** Opening DATASET CONTENT block **
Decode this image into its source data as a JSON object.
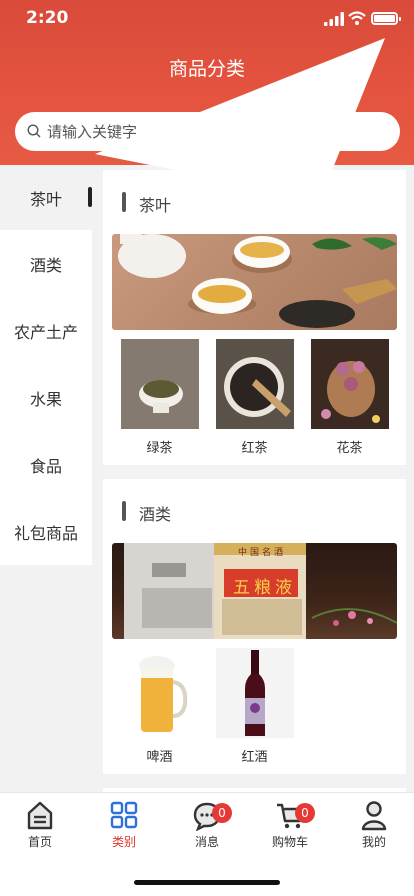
{
  "status": {
    "time": "2:20"
  },
  "header": {
    "title": "商品分类"
  },
  "search": {
    "placeholder": "请输入关键字"
  },
  "sidebar": {
    "items": [
      {
        "label": "茶叶",
        "active": true
      },
      {
        "label": "酒类"
      },
      {
        "label": "农产土产"
      },
      {
        "label": "水果"
      },
      {
        "label": "食品"
      },
      {
        "label": "礼包商品"
      }
    ]
  },
  "sections": [
    {
      "title": "茶叶",
      "items": [
        {
          "label": "绿茶"
        },
        {
          "label": "红茶"
        },
        {
          "label": "花茶"
        }
      ]
    },
    {
      "title": "酒类",
      "banner_text": "五粮液",
      "banner_badge": "中国名酒",
      "items": [
        {
          "label": "啤酒"
        },
        {
          "label": "红酒"
        }
      ]
    }
  ],
  "tabbar": {
    "items": [
      {
        "label": "首页"
      },
      {
        "label": "类别",
        "active": true
      },
      {
        "label": "消息",
        "badge": "0"
      },
      {
        "label": "购物车",
        "badge": "0"
      },
      {
        "label": "我的"
      }
    ]
  },
  "colors": {
    "accent": "#e4543f",
    "active_tab": "#d9372d",
    "badge": "#e53935"
  }
}
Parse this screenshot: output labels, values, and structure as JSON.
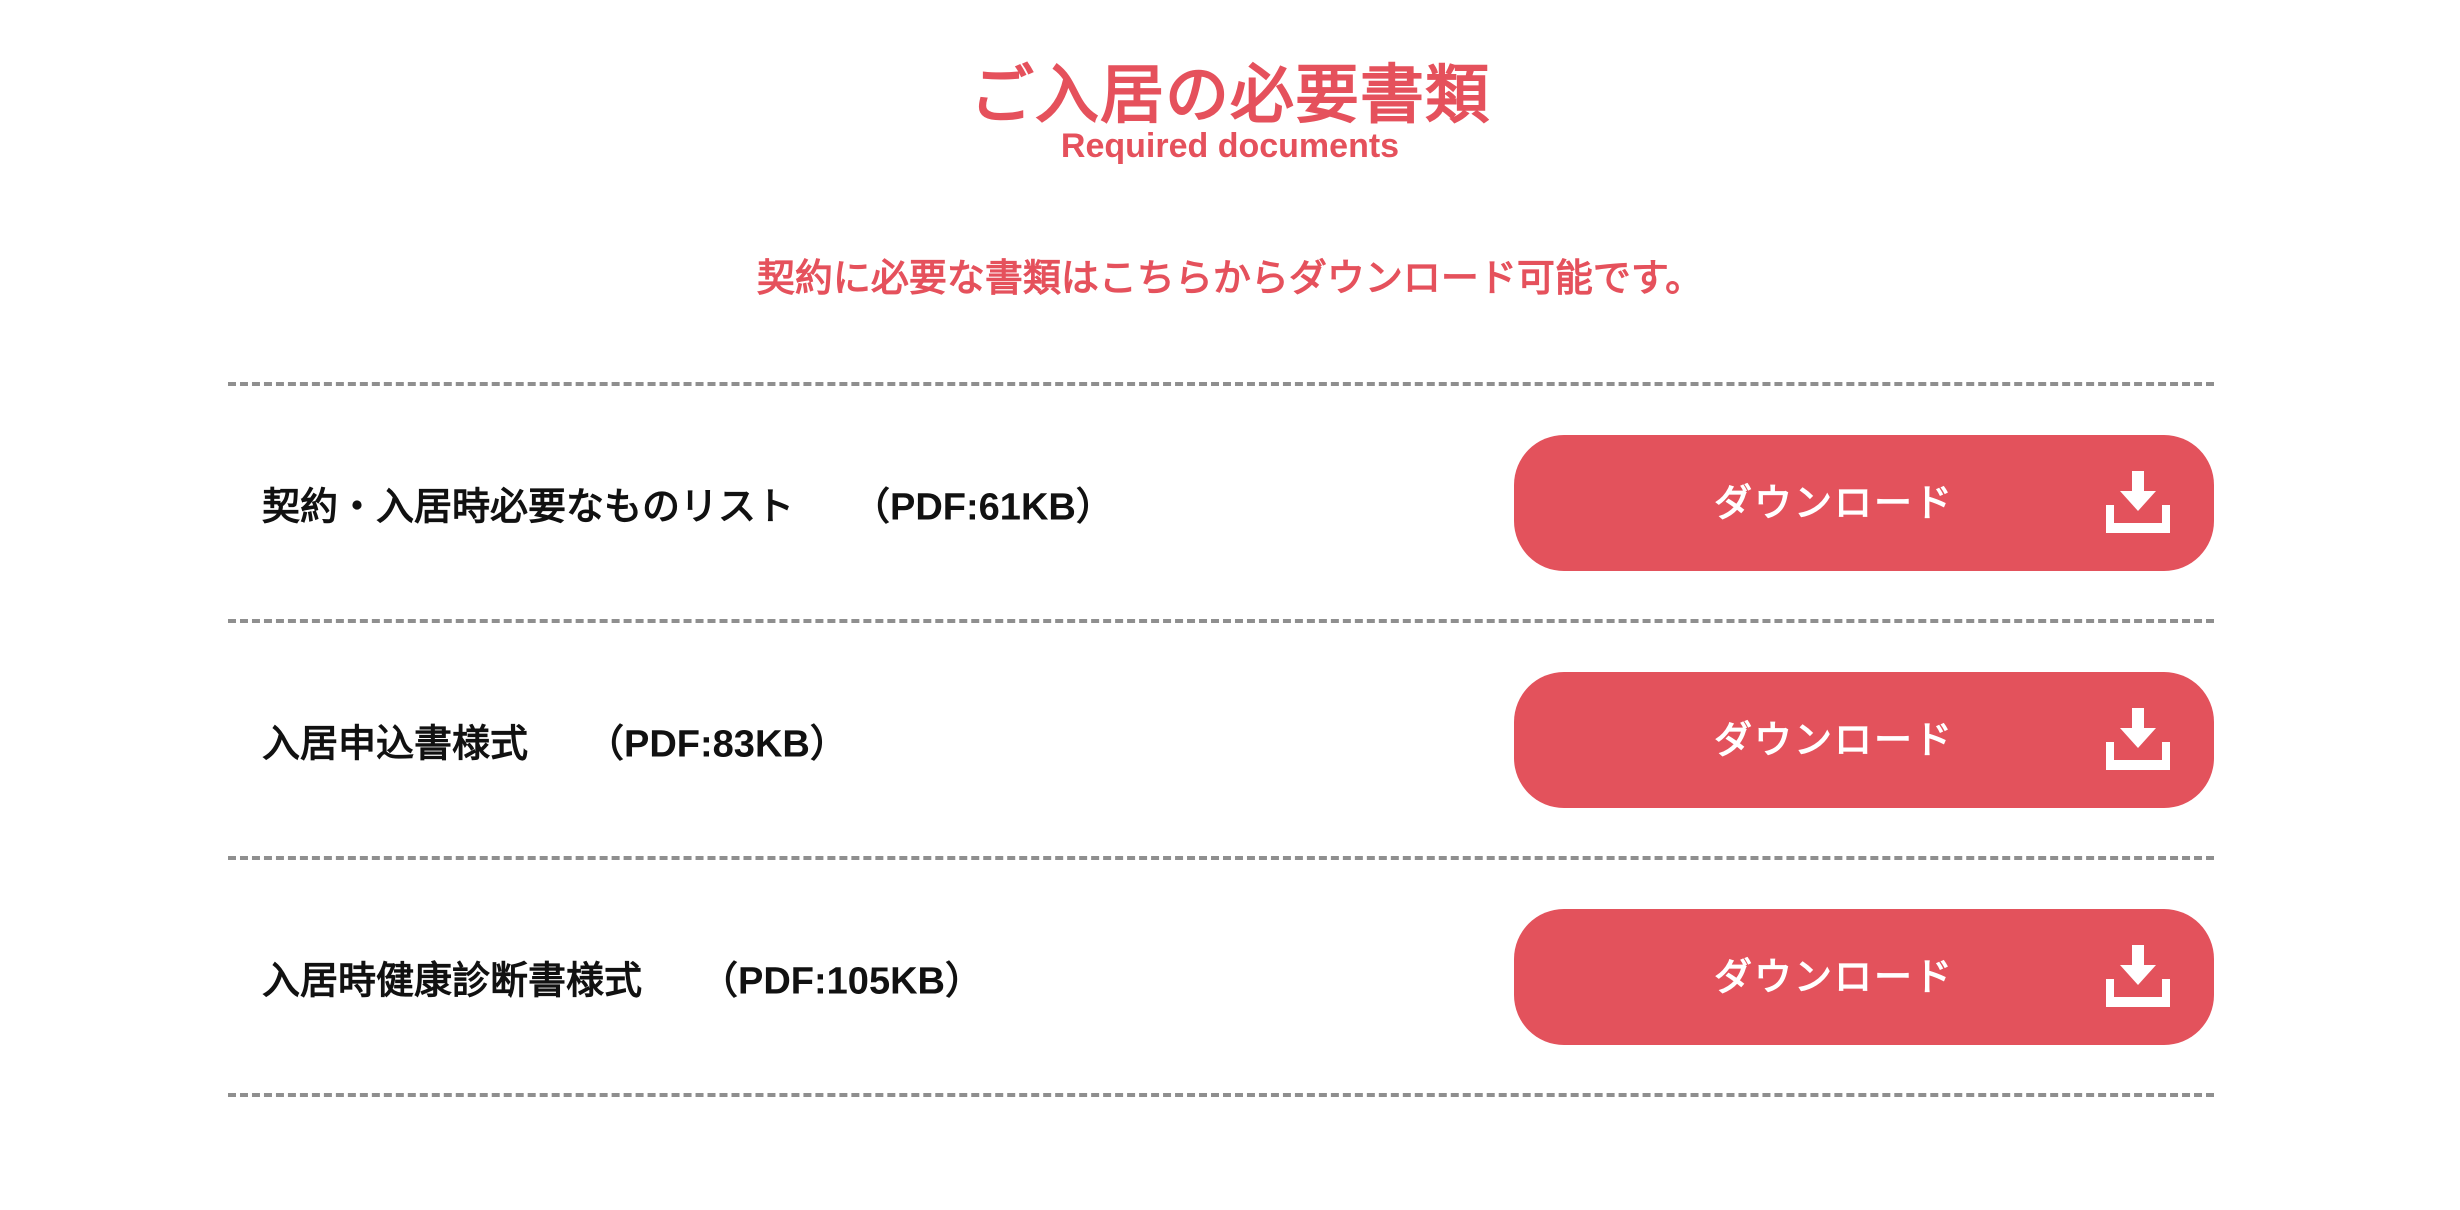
{
  "header": {
    "title_ja": "ご入居の必要書類",
    "title_en": "Required documents"
  },
  "lead_text": "契約に必要な書類はこちらからダウンロード可能です。",
  "theme": {
    "accent": "#e3525c",
    "divider": "#8f8f8f",
    "text": "#111111"
  },
  "documents": [
    {
      "name": "契約・入居時必要なものリスト",
      "size": "（PDF:61KB）",
      "button_label": "ダウンロード",
      "icon": "download-icon"
    },
    {
      "name": "入居申込書様式",
      "size": "（PDF:83KB）",
      "button_label": "ダウンロード",
      "icon": "download-icon"
    },
    {
      "name": "入居時健康診断書様式",
      "size": "（PDF:105KB）",
      "button_label": "ダウンロード",
      "icon": "download-icon"
    }
  ]
}
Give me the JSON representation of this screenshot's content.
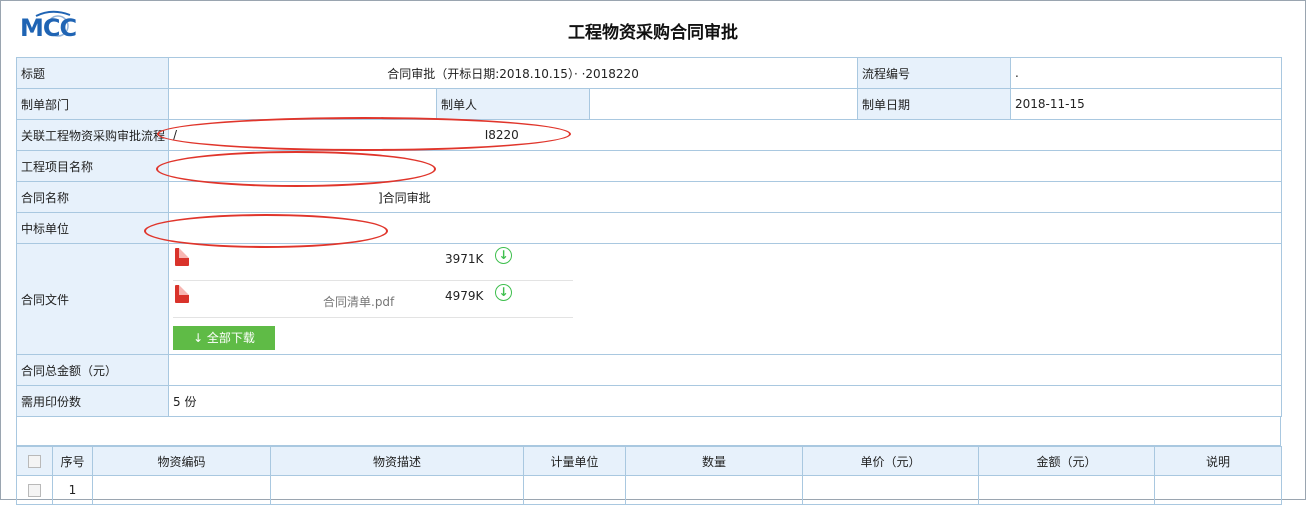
{
  "header": {
    "logo_text": "MCC",
    "title": "工程物资采购合同审批"
  },
  "form": {
    "title_label": "标题",
    "title_value": "合同审批（开标日期:2018.10.15）·        ·2018220",
    "flow_no_label": "流程编号",
    "flow_no_value": ".",
    "dept_label": "制单部门",
    "dept_value": "",
    "maker_label": "制单人",
    "maker_value": "",
    "date_label": "制单日期",
    "date_value": "2018-11-15",
    "related_label": "关联工程物资采购审批流程",
    "related_value_prefix": "/",
    "related_value": "I8220",
    "project_label": "工程项目名称",
    "project_value": "",
    "contract_name_label": "合同名称",
    "contract_name_value": "]合同审批",
    "winner_label": "中标单位",
    "winner_value": "",
    "files_label": "合同文件",
    "files": [
      {
        "name": "",
        "size": "3971K",
        "icon": "pdf-icon"
      },
      {
        "name": "合同清单.pdf",
        "size": "4979K",
        "icon": "pdf-icon"
      }
    ],
    "download_all_label": "↓  全部下载",
    "amount_label": "合同总金额（元）",
    "amount_value": "",
    "seal_label": "需用印份数",
    "seal_value": "5 份"
  },
  "grid": {
    "columns": [
      "序号",
      "物资编码",
      "物资描述",
      "计量单位",
      "数量",
      "单价（元）",
      "金额（元）",
      "说明"
    ],
    "rows": [
      {
        "index": "1"
      }
    ]
  },
  "colors": {
    "label_bg": "#e7f1fb",
    "border": "#a9c8e0",
    "download_green": "#5fbb46",
    "annotation_red": "#e0352b",
    "logo_blue": "#1f64b4"
  }
}
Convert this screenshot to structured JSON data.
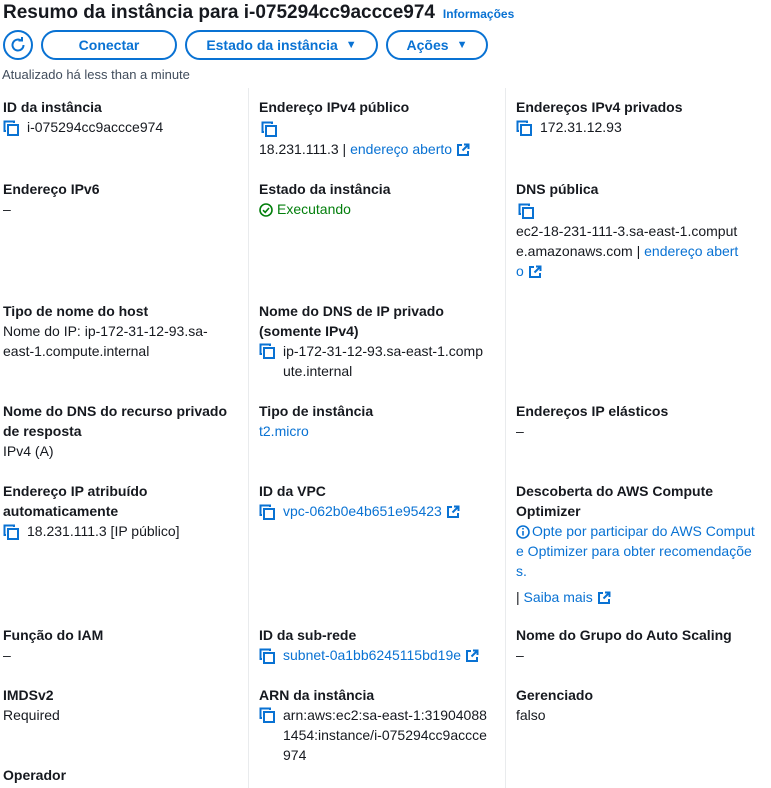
{
  "header": {
    "title": "Resumo da instância para i-075294cc9accce974",
    "info_link": "Informações"
  },
  "toolbar": {
    "refresh_icon": "refresh-icon",
    "connect_label": "Conectar",
    "state_label": "Estado da instância",
    "actions_label": "Ações"
  },
  "updated_text": "Atualizado há less than a minute",
  "fields": {
    "instance_id": {
      "label": "ID da instância",
      "value": "i-075294cc9accce974"
    },
    "public_ipv4": {
      "label": "Endereço IPv4 público",
      "value": "18.231.111.3 |",
      "link": "endereço aberto"
    },
    "private_ipv4": {
      "label": "Endereços IPv4 privados",
      "value": "172.31.12.93"
    },
    "ipv6": {
      "label": "Endereço IPv6",
      "value": "–"
    },
    "instance_state": {
      "label": "Estado da instância",
      "value": "Executando"
    },
    "public_dns": {
      "label": "DNS pública",
      "value": "ec2-18-231-111-3.sa-east-1.compute.amazonaws.com |",
      "link": "endereço aberto"
    },
    "hostname_type": {
      "label": "Tipo de nome do host",
      "value": "Nome do IP: ip-172-31-12-93.sa-east-1.compute.internal"
    },
    "private_dns": {
      "label": "Nome do DNS de IP privado (somente IPv4)",
      "value": "ip-172-31-12-93.sa-east-1.compute.internal"
    },
    "resource_dns": {
      "label": "Nome do DNS do recurso privado de resposta",
      "value": "IPv4 (A)"
    },
    "instance_type": {
      "label": "Tipo de instância",
      "value": "t2.micro"
    },
    "elastic_ip": {
      "label": "Endereços IP elásticos",
      "value": "–"
    },
    "auto_ip": {
      "label": "Endereço IP atribuído automaticamente",
      "value": "18.231.111.3 [IP público]"
    },
    "vpc_id": {
      "label": "ID da VPC",
      "value": "vpc-062b0e4b651e95423"
    },
    "compute_optimizer": {
      "label": "Descoberta do AWS Compute Optimizer",
      "value": "Opte por participar do AWS Compute Optimizer para obter recomendações.",
      "learn_more": "Saiba mais"
    },
    "iam_role": {
      "label": "Função do IAM",
      "value": "–"
    },
    "subnet_id": {
      "label": "ID da sub-rede",
      "value": "subnet-0a1bb6245115bd19e"
    },
    "asg_name": {
      "label": "Nome do Grupo do Auto Scaling",
      "value": "–"
    },
    "imdsv2": {
      "label": "IMDSv2",
      "value": "Required"
    },
    "instance_arn": {
      "label": "ARN da instância",
      "value": "arn:aws:ec2:sa-east-1:319040881454:instance/i-075294cc9accce974"
    },
    "managed": {
      "label": "Gerenciado",
      "value": "falso"
    },
    "operator": {
      "label": "Operador"
    }
  },
  "colors": {
    "link": "#0972d3",
    "success": "#037f0c",
    "divider": "#e9ebed",
    "text": "#16191f"
  }
}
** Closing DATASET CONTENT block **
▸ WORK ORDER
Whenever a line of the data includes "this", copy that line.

▸ SOLUTION
Decode this image into its source data as a JSON object.
Parse this screenshot: output labels, values, and structure as JSON.
Give me the JSON representation of this screenshot's content.
Convert this screenshot to structured JSON data.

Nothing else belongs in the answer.